- **THE PROBLEM**
Give the records below again, word for word. No pictures belong in the copy.

App and web page records

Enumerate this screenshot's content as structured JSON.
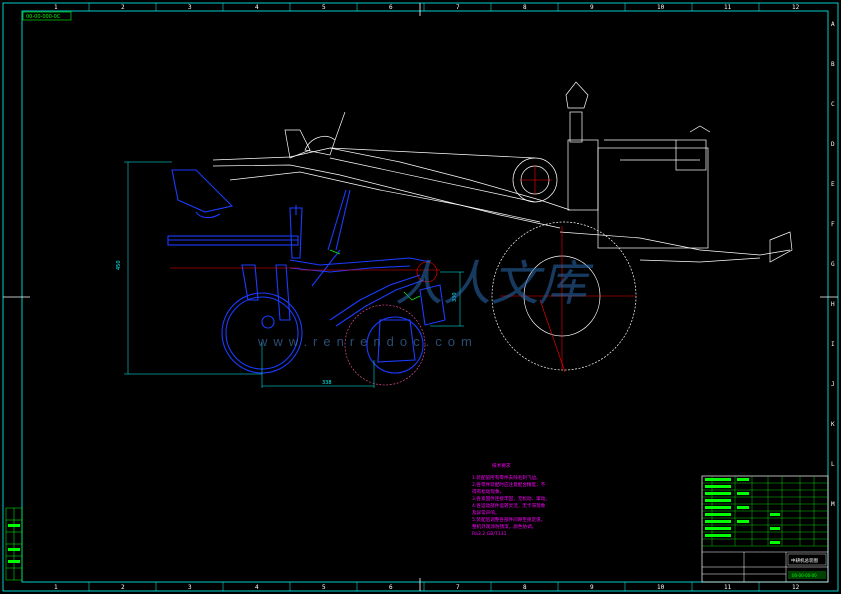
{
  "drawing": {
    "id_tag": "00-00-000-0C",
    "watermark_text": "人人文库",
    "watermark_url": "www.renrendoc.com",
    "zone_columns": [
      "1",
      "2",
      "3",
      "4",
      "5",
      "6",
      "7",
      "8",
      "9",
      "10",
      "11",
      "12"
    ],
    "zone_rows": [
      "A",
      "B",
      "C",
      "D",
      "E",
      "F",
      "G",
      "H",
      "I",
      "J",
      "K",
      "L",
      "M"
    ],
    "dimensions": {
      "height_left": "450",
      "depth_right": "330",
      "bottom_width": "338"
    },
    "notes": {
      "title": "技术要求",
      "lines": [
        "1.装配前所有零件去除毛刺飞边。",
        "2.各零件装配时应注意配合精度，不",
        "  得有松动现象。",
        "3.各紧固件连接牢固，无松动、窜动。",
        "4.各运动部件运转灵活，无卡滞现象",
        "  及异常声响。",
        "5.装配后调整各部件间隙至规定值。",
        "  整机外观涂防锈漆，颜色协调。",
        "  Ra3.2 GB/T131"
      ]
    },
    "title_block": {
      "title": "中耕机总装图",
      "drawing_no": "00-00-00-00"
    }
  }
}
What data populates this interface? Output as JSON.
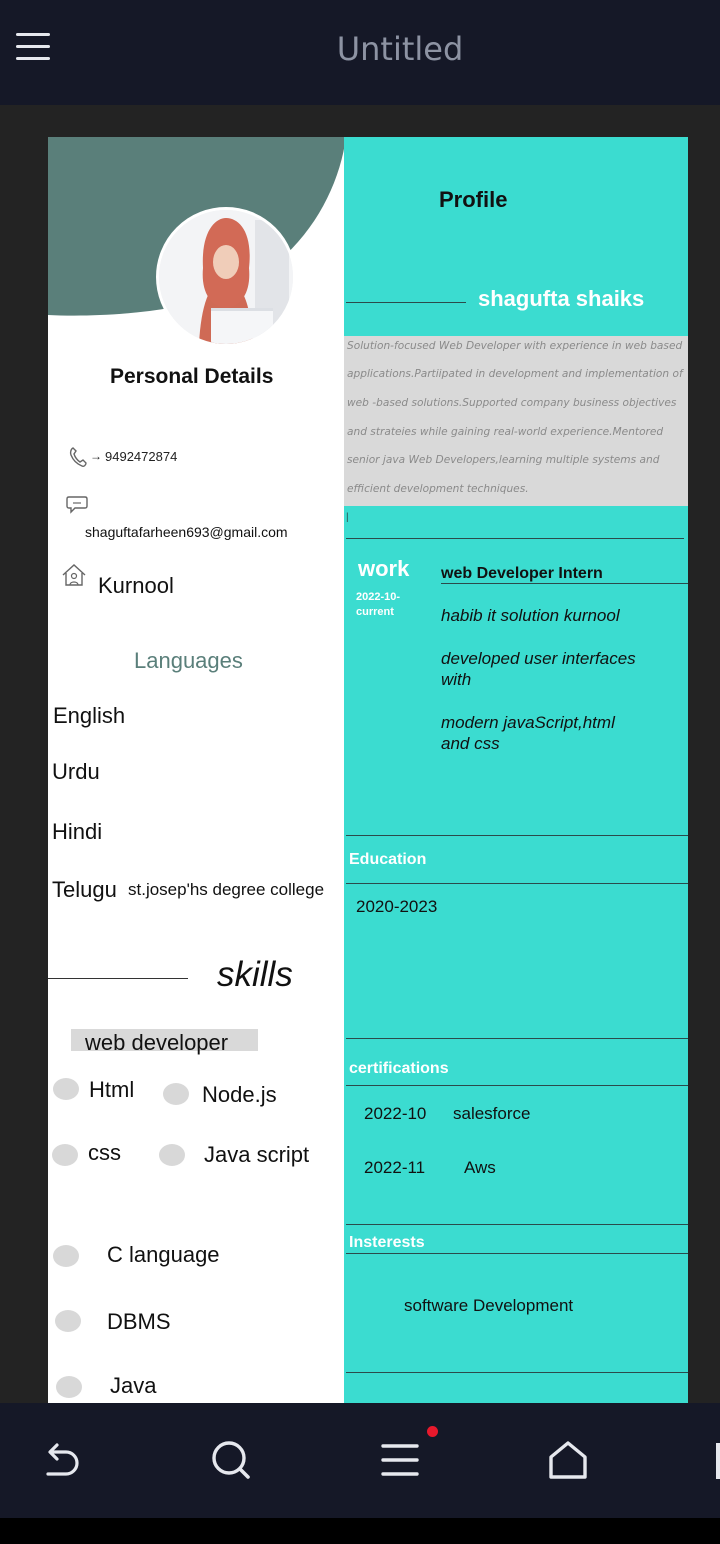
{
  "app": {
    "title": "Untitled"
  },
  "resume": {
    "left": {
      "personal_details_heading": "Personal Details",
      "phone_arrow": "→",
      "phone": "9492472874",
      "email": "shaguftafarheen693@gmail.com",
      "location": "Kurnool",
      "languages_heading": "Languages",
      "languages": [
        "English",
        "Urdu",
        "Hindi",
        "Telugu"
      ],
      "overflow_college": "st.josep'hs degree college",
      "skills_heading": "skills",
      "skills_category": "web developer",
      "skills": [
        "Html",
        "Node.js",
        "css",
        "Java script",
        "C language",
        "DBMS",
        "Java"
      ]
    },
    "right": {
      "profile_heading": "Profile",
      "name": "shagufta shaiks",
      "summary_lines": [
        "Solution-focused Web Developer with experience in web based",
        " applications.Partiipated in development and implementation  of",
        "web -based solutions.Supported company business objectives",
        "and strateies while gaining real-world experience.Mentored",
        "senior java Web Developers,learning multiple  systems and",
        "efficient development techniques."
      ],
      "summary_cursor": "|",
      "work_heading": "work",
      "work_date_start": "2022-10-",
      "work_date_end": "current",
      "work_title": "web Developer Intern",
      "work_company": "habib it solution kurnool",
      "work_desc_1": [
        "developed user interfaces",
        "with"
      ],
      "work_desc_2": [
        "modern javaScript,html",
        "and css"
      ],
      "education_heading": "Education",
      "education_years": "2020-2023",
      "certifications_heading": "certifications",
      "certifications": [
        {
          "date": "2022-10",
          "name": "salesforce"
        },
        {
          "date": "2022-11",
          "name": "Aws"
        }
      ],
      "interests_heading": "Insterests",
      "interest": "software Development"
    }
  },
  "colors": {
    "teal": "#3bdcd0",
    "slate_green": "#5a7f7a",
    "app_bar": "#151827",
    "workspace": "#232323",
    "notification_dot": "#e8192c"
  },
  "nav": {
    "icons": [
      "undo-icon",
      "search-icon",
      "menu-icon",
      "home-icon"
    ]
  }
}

- **EXERCISE RESPONSE**
Enumerate this screenshot's content as structured JSON.
{
  "drawing": {
    "id_tag": "00-00-000-0C",
    "watermark_text": "人人文库",
    "watermark_url": "www.renrendoc.com",
    "zone_columns": [
      "1",
      "2",
      "3",
      "4",
      "5",
      "6",
      "7",
      "8",
      "9",
      "10",
      "11",
      "12"
    ],
    "zone_rows": [
      "A",
      "B",
      "C",
      "D",
      "E",
      "F",
      "G",
      "H",
      "I",
      "J",
      "K",
      "L",
      "M"
    ],
    "dimensions": {
      "height_left": "450",
      "depth_right": "330",
      "bottom_width": "338"
    },
    "notes": {
      "title": "技术要求",
      "lines": [
        "1.装配前所有零件去除毛刺飞边。",
        "2.各零件装配时应注意配合精度，不",
        "  得有松动现象。",
        "3.各紧固件连接牢固，无松动、窜动。",
        "4.各运动部件运转灵活，无卡滞现象",
        "  及异常声响。",
        "5.装配后调整各部件间隙至规定值。",
        "  整机外观涂防锈漆，颜色协调。",
        "  Ra3.2 GB/T131"
      ]
    },
    "title_block": {
      "title": "中耕机总装图",
      "drawing_no": "00-00-00-00"
    }
  }
}
What data populates this interface? Output as JSON.
{
  "app": {
    "title": "Untitled"
  },
  "resume": {
    "left": {
      "personal_details_heading": "Personal Details",
      "phone_arrow": "→",
      "phone": "9492472874",
      "email": "shaguftafarheen693@gmail.com",
      "location": "Kurnool",
      "languages_heading": "Languages",
      "languages": [
        "English",
        "Urdu",
        "Hindi",
        "Telugu"
      ],
      "overflow_college": "st.josep'hs degree college",
      "skills_heading": "skills",
      "skills_category": "web developer",
      "skills": [
        "Html",
        "Node.js",
        "css",
        "Java script",
        "C language",
        "DBMS",
        "Java"
      ]
    },
    "right": {
      "profile_heading": "Profile",
      "name": "shagufta shaiks",
      "summary_lines": [
        "Solution-focused Web Developer with experience in web based",
        " applications.Partiipated in development and implementation  of",
        "web -based solutions.Supported company business objectives",
        "and strateies while gaining real-world experience.Mentored",
        "senior java Web Developers,learning multiple  systems and",
        "efficient development techniques."
      ],
      "summary_cursor": "|",
      "work_heading": "work",
      "work_date_start": "2022-10-",
      "work_date_end": "current",
      "work_title": "web Developer Intern",
      "work_company": "habib it solution kurnool",
      "work_desc_1": [
        "developed user interfaces",
        "with"
      ],
      "work_desc_2": [
        "modern javaScript,html",
        "and css"
      ],
      "education_heading": "Education",
      "education_years": "2020-2023",
      "certifications_heading": "certifications",
      "certifications": [
        {
          "date": "2022-10",
          "name": "salesforce"
        },
        {
          "date": "2022-11",
          "name": "Aws"
        }
      ],
      "interests_heading": "Insterests",
      "interest": "software Development"
    }
  },
  "colors": {
    "teal": "#3bdcd0",
    "slate_green": "#5a7f7a",
    "app_bar": "#151827",
    "workspace": "#232323",
    "notification_dot": "#e8192c"
  },
  "nav": {
    "icons": [
      "undo-icon",
      "search-icon",
      "menu-icon",
      "home-icon"
    ]
  }
}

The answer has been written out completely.